**Records for processing:**
•••••

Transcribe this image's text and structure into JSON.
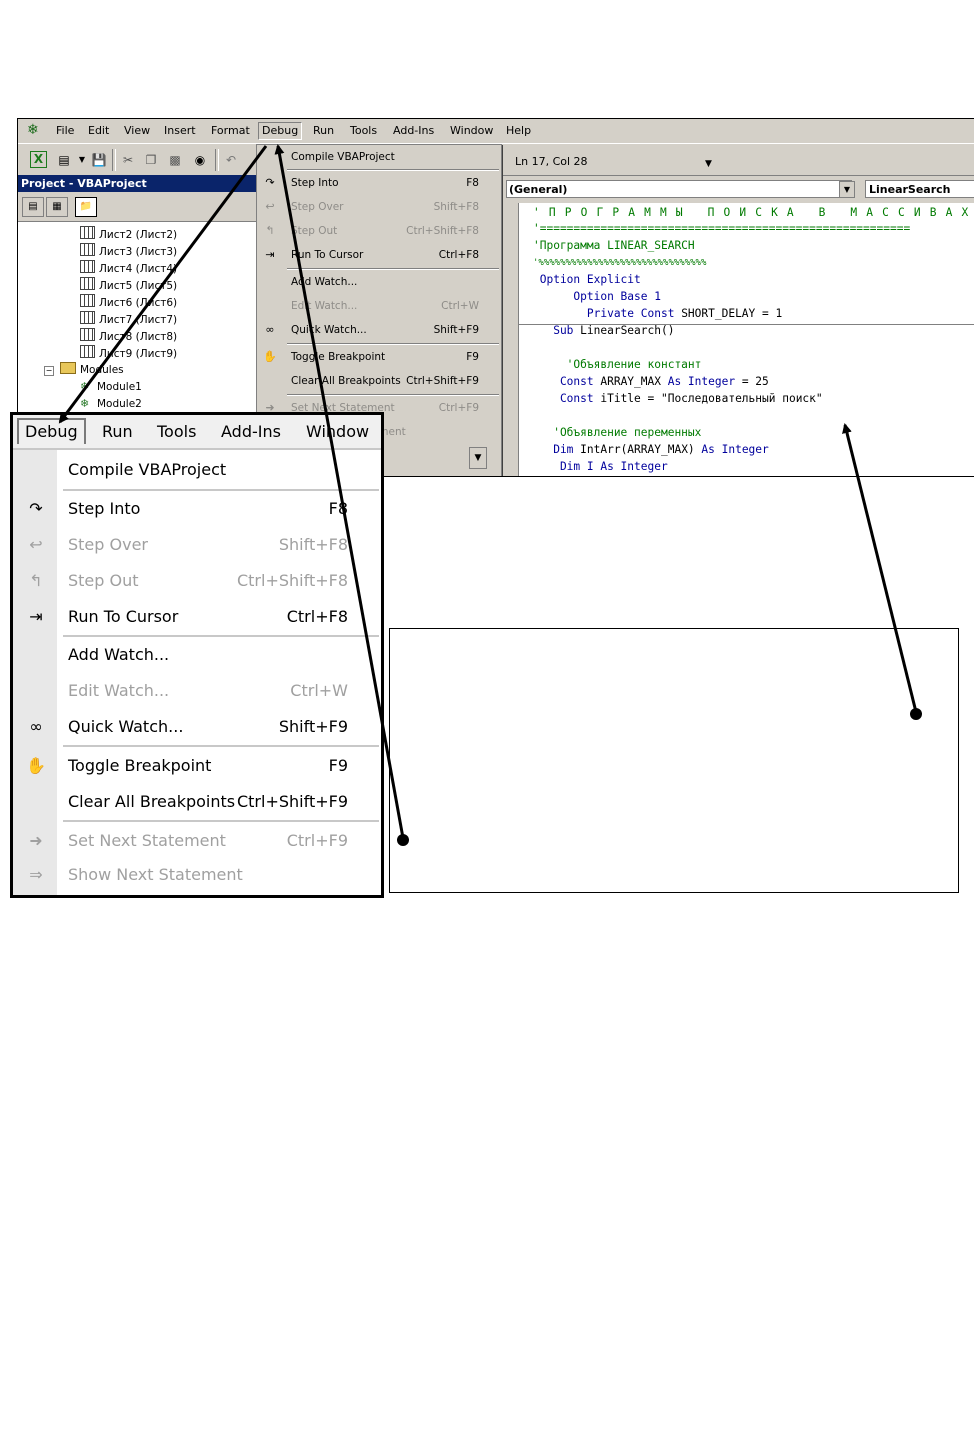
{
  "menubar": {
    "items": [
      "File",
      "Edit",
      "View",
      "Insert",
      "Format",
      "Debug",
      "Run",
      "Tools",
      "Add-Ins",
      "Window",
      "Help"
    ]
  },
  "status": {
    "position": "Ln 17, Col 28"
  },
  "project": {
    "title": "Project - VBAProject",
    "tree": [
      "Лист2 (Лист2)",
      "Лист3 (Лист3)",
      "Лист4 (Лист4)",
      "Лист5 (Лист5)",
      "Лист6 (Лист6)",
      "Лист7 (Лист7)",
      "Лист8 (Лист8)",
      "Лист9 (Лист9)"
    ],
    "modules_label": "Modules",
    "modules": [
      "Module1",
      "Module2"
    ]
  },
  "debug_menu": {
    "items": [
      {
        "label": "Compile VBAProject",
        "shortcut": "",
        "icon": "",
        "enabled": true
      },
      {
        "label": "Step Into",
        "shortcut": "F8",
        "icon": "step-into-icon",
        "enabled": true
      },
      {
        "label": "Step Over",
        "shortcut": "Shift+F8",
        "icon": "step-over-icon",
        "enabled": false
      },
      {
        "label": "Step Out",
        "shortcut": "Ctrl+Shift+F8",
        "icon": "step-out-icon",
        "enabled": false
      },
      {
        "label": "Run To Cursor",
        "shortcut": "Ctrl+F8",
        "icon": "run-to-cursor-icon",
        "enabled": true
      },
      {
        "label": "Add Watch...",
        "shortcut": "",
        "icon": "",
        "enabled": true
      },
      {
        "label": "Edit Watch...",
        "shortcut": "Ctrl+W",
        "icon": "",
        "enabled": false
      },
      {
        "label": "Quick Watch...",
        "shortcut": "Shift+F9",
        "icon": "glasses-icon",
        "enabled": true
      },
      {
        "label": "Toggle Breakpoint",
        "shortcut": "F9",
        "icon": "hand-icon",
        "enabled": true
      },
      {
        "label": "Clear All Breakpoints",
        "shortcut": "Ctrl+Shift+F9",
        "icon": "",
        "enabled": true
      },
      {
        "label": "Set Next Statement",
        "shortcut": "Ctrl+F9",
        "icon": "arrow-right-icon",
        "enabled": false
      },
      {
        "label": "Show Next Statement",
        "shortcut": "",
        "icon": "show-next-icon",
        "enabled": false
      }
    ]
  },
  "code": {
    "object_combo": "(General)",
    "proc_combo": "LinearSearch",
    "lines": [
      {
        "text": "' П Р О Г Р А М М Ы   П О И С К А   В   М А С С И В А Х",
        "cls": "cm"
      },
      {
        "text": "'=======================================================",
        "cls": "cm"
      },
      {
        "text": "'Программа LINEAR_SEARCH",
        "cls": "cm"
      },
      {
        "text": "'%%%%%%%%%%%%%%%%%%%%%%%%%%%%%%%",
        "cls": "cm"
      },
      {
        "text": " Option Explicit",
        "cls": "kw"
      },
      {
        "text": "      Option Base 1",
        "cls": "kw"
      },
      {
        "text": "        Private Const SHORT_DELAY = 1",
        "cls": "mix1"
      },
      {
        "text": "   Sub LinearSearch()",
        "cls": "mix2"
      },
      {
        "text": "",
        "cls": "tx"
      },
      {
        "text": "     'Объявление констант",
        "cls": "cm"
      },
      {
        "text": "    Const ARRAY_MAX As Integer = 25",
        "cls": "mix3"
      },
      {
        "text": "    Const iTitle = \"Последовательный поиск\"",
        "cls": "mix4"
      },
      {
        "text": "",
        "cls": "tx"
      },
      {
        "text": "   'Объявление переменных",
        "cls": "cm"
      },
      {
        "text": "   Dim IntArr(ARRAY_MAX) As Integer",
        "cls": "mix5"
      },
      {
        "text": "    Dim I As Integer",
        "cls": "kw"
      }
    ]
  }
}
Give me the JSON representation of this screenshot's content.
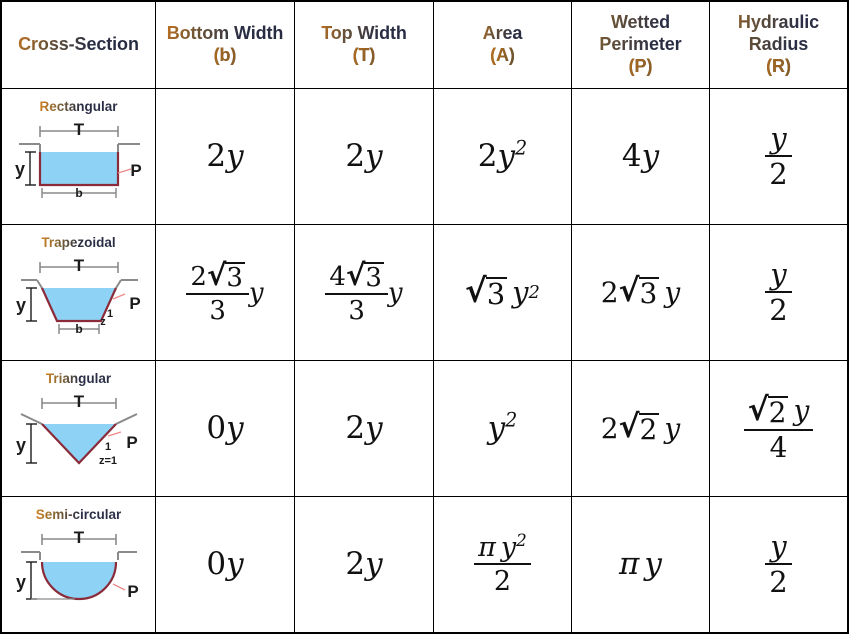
{
  "table": {
    "headers": [
      {
        "label": "Cross-Section",
        "symbol": ""
      },
      {
        "label": "Bottom Width",
        "symbol": "(b)"
      },
      {
        "label": "Top Width",
        "symbol": "(T)"
      },
      {
        "label": "Area",
        "symbol": "(A)"
      },
      {
        "label": "Wetted Perimeter",
        "symbol": "(P)"
      },
      {
        "label": "Hydraulic Radius",
        "symbol": "(R)"
      }
    ],
    "rows": [
      {
        "name": "Rectangular",
        "diagram_labels": {
          "top": "T",
          "depth": "y",
          "bottom": "b",
          "perimeter": "P",
          "slope_run": "",
          "slope_rise": ""
        },
        "bottom_width": {
          "coef": "2",
          "var": "y"
        },
        "top_width": {
          "coef": "2",
          "var": "y"
        },
        "area": {
          "coef": "2",
          "var": "y",
          "exp": "2"
        },
        "wetted_perimeter": {
          "coef": "4",
          "var": "y"
        },
        "hydraulic_radius": {
          "num": "y",
          "den": "2"
        }
      },
      {
        "name": "Trapezoidal",
        "diagram_labels": {
          "top": "T",
          "depth": "y",
          "bottom": "b",
          "perimeter": "P",
          "slope_run": "z",
          "slope_rise": "1"
        },
        "bottom_width": {
          "num_coef": "2",
          "root": "3",
          "den": "3",
          "var": "y"
        },
        "top_width": {
          "num_coef": "4",
          "root": "3",
          "den": "3",
          "var": "y"
        },
        "area": {
          "root": "3",
          "var": "y",
          "exp": "2"
        },
        "wetted_perimeter": {
          "coef": "2",
          "root": "3",
          "var": "y"
        },
        "hydraulic_radius": {
          "num": "y",
          "den": "2"
        }
      },
      {
        "name": "Triangular",
        "diagram_labels": {
          "top": "T",
          "depth": "y",
          "bottom": "",
          "perimeter": "P",
          "slope_run": "z=1",
          "slope_rise": "1"
        },
        "bottom_width": {
          "coef": "0",
          "var": "y"
        },
        "top_width": {
          "coef": "2",
          "var": "y"
        },
        "area": {
          "var": "y",
          "exp": "2"
        },
        "wetted_perimeter": {
          "coef": "2",
          "root": "2",
          "var": "y"
        },
        "hydraulic_radius": {
          "num_root": "2",
          "num_var": "y",
          "den": "4"
        }
      },
      {
        "name": "Semi-circular",
        "diagram_labels": {
          "top": "T",
          "depth": "y",
          "bottom": "",
          "perimeter": "P",
          "slope_run": "",
          "slope_rise": ""
        },
        "bottom_width": {
          "coef": "0",
          "var": "y"
        },
        "top_width": {
          "coef": "2",
          "var": "y"
        },
        "area": {
          "num_sym": "π",
          "num_var": "y",
          "exp": "2",
          "den": "2"
        },
        "wetted_perimeter": {
          "sym": "π",
          "var": "y"
        },
        "hydraulic_radius": {
          "num": "y",
          "den": "2"
        }
      }
    ]
  },
  "colors": {
    "water_fill": "#8ed2f5",
    "perimeter_line": "#8b2b3a",
    "channel_wall": "#8a8a8a",
    "dimension_line": "#8a8a8a",
    "leader_line": "#f08a8a",
    "border": "#000000",
    "header_text": "#2b2f45",
    "header_symbol": "#c8741f"
  }
}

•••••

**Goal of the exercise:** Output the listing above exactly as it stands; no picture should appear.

**Exercise answer:**
Transcribe this image's text and structure into JSON.
{
  "menubar": {
    "items": [
      "File",
      "Edit",
      "View",
      "Insert",
      "Format",
      "Debug",
      "Run",
      "Tools",
      "Add-Ins",
      "Window",
      "Help"
    ]
  },
  "status": {
    "position": "Ln 17, Col 28"
  },
  "project": {
    "title": "Project - VBAProject",
    "tree": [
      "Лист2 (Лист2)",
      "Лист3 (Лист3)",
      "Лист4 (Лист4)",
      "Лист5 (Лист5)",
      "Лист6 (Лист6)",
      "Лист7 (Лист7)",
      "Лист8 (Лист8)",
      "Лист9 (Лист9)"
    ],
    "modules_label": "Modules",
    "modules": [
      "Module1",
      "Module2"
    ]
  },
  "debug_menu": {
    "items": [
      {
        "label": "Compile VBAProject",
        "shortcut": "",
        "icon": "",
        "enabled": true
      },
      {
        "label": "Step Into",
        "shortcut": "F8",
        "icon": "step-into-icon",
        "enabled": true
      },
      {
        "label": "Step Over",
        "shortcut": "Shift+F8",
        "icon": "step-over-icon",
        "enabled": false
      },
      {
        "label": "Step Out",
        "shortcut": "Ctrl+Shift+F8",
        "icon": "step-out-icon",
        "enabled": false
      },
      {
        "label": "Run To Cursor",
        "shortcut": "Ctrl+F8",
        "icon": "run-to-cursor-icon",
        "enabled": true
      },
      {
        "label": "Add Watch...",
        "shortcut": "",
        "icon": "",
        "enabled": true
      },
      {
        "label": "Edit Watch...",
        "shortcut": "Ctrl+W",
        "icon": "",
        "enabled": false
      },
      {
        "label": "Quick Watch...",
        "shortcut": "Shift+F9",
        "icon": "glasses-icon",
        "enabled": true
      },
      {
        "label": "Toggle Breakpoint",
        "shortcut": "F9",
        "icon": "hand-icon",
        "enabled": true
      },
      {
        "label": "Clear All Breakpoints",
        "shortcut": "Ctrl+Shift+F9",
        "icon": "",
        "enabled": true
      },
      {
        "label": "Set Next Statement",
        "shortcut": "Ctrl+F9",
        "icon": "arrow-right-icon",
        "enabled": false
      },
      {
        "label": "Show Next Statement",
        "shortcut": "",
        "icon": "show-next-icon",
        "enabled": false
      }
    ]
  },
  "code": {
    "object_combo": "(General)",
    "proc_combo": "LinearSearch",
    "lines": [
      {
        "text": "' П Р О Г Р А М М Ы   П О И С К А   В   М А С С И В А Х",
        "cls": "cm"
      },
      {
        "text": "'=======================================================",
        "cls": "cm"
      },
      {
        "text": "'Программа LINEAR_SEARCH",
        "cls": "cm"
      },
      {
        "text": "'%%%%%%%%%%%%%%%%%%%%%%%%%%%%%%%",
        "cls": "cm"
      },
      {
        "text": " Option Explicit",
        "cls": "kw"
      },
      {
        "text": "      Option Base 1",
        "cls": "kw"
      },
      {
        "text": "        Private Const SHORT_DELAY = 1",
        "cls": "mix1"
      },
      {
        "text": "   Sub LinearSearch()",
        "cls": "mix2"
      },
      {
        "text": "",
        "cls": "tx"
      },
      {
        "text": "     'Объявление констант",
        "cls": "cm"
      },
      {
        "text": "    Const ARRAY_MAX As Integer = 25",
        "cls": "mix3"
      },
      {
        "text": "    Const iTitle = \"Последовательный поиск\"",
        "cls": "mix4"
      },
      {
        "text": "",
        "cls": "tx"
      },
      {
        "text": "   'Объявление переменных",
        "cls": "cm"
      },
      {
        "text": "   Dim IntArr(ARRAY_MAX) As Integer",
        "cls": "mix5"
      },
      {
        "text": "    Dim I As Integer",
        "cls": "kw"
      }
    ]
  }
}
Give me the JSON representation of this screenshot's content.
{
  "table": {
    "headers": [
      {
        "label": "Cross-Section",
        "symbol": ""
      },
      {
        "label": "Bottom Width",
        "symbol": "(b)"
      },
      {
        "label": "Top Width",
        "symbol": "(T)"
      },
      {
        "label": "Area",
        "symbol": "(A)"
      },
      {
        "label": "Wetted Perimeter",
        "symbol": "(P)"
      },
      {
        "label": "Hydraulic Radius",
        "symbol": "(R)"
      }
    ],
    "rows": [
      {
        "name": "Rectangular",
        "diagram_labels": {
          "top": "T",
          "depth": "y",
          "bottom": "b",
          "perimeter": "P",
          "slope_run": "",
          "slope_rise": ""
        },
        "bottom_width": {
          "coef": "2",
          "var": "y"
        },
        "top_width": {
          "coef": "2",
          "var": "y"
        },
        "area": {
          "coef": "2",
          "var": "y",
          "exp": "2"
        },
        "wetted_perimeter": {
          "coef": "4",
          "var": "y"
        },
        "hydraulic_radius": {
          "num": "y",
          "den": "2"
        }
      },
      {
        "name": "Trapezoidal",
        "diagram_labels": {
          "top": "T",
          "depth": "y",
          "bottom": "b",
          "perimeter": "P",
          "slope_run": "z",
          "slope_rise": "1"
        },
        "bottom_width": {
          "num_coef": "2",
          "root": "3",
          "den": "3",
          "var": "y"
        },
        "top_width": {
          "num_coef": "4",
          "root": "3",
          "den": "3",
          "var": "y"
        },
        "area": {
          "root": "3",
          "var": "y",
          "exp": "2"
        },
        "wetted_perimeter": {
          "coef": "2",
          "root": "3",
          "var": "y"
        },
        "hydraulic_radius": {
          "num": "y",
          "den": "2"
        }
      },
      {
        "name": "Triangular",
        "diagram_labels": {
          "top": "T",
          "depth": "y",
          "bottom": "",
          "perimeter": "P",
          "slope_run": "z=1",
          "slope_rise": "1"
        },
        "bottom_width": {
          "coef": "0",
          "var": "y"
        },
        "top_width": {
          "coef": "2",
          "var": "y"
        },
        "area": {
          "var": "y",
          "exp": "2"
        },
        "wetted_perimeter": {
          "coef": "2",
          "root": "2",
          "var": "y"
        },
        "hydraulic_radius": {
          "num_root": "2",
          "num_var": "y",
          "den": "4"
        }
      },
      {
        "name": "Semi-circular",
        "diagram_labels": {
          "top": "T",
          "depth": "y",
          "bottom": "",
          "perimeter": "P",
          "slope_run": "",
          "slope_rise": ""
        },
        "bottom_width": {
          "coef": "0",
          "var": "y"
        },
        "top_width": {
          "coef": "2",
          "var": "y"
        },
        "area": {
          "num_sym": "π",
          "num_var": "y",
          "exp": "2",
          "den": "2"
        },
        "wetted_perimeter": {
          "sym": "π",
          "var": "y"
        },
        "hydraulic_radius": {
          "num": "y",
          "den": "2"
        }
      }
    ]
  },
  "colors": {
    "water_fill": "#8ed2f5",
    "perimeter_line": "#8b2b3a",
    "channel_wall": "#8a8a8a",
    "dimension_line": "#8a8a8a",
    "leader_line": "#f08a8a",
    "border": "#000000",
    "header_text": "#2b2f45",
    "header_symbol": "#c8741f"
  }
}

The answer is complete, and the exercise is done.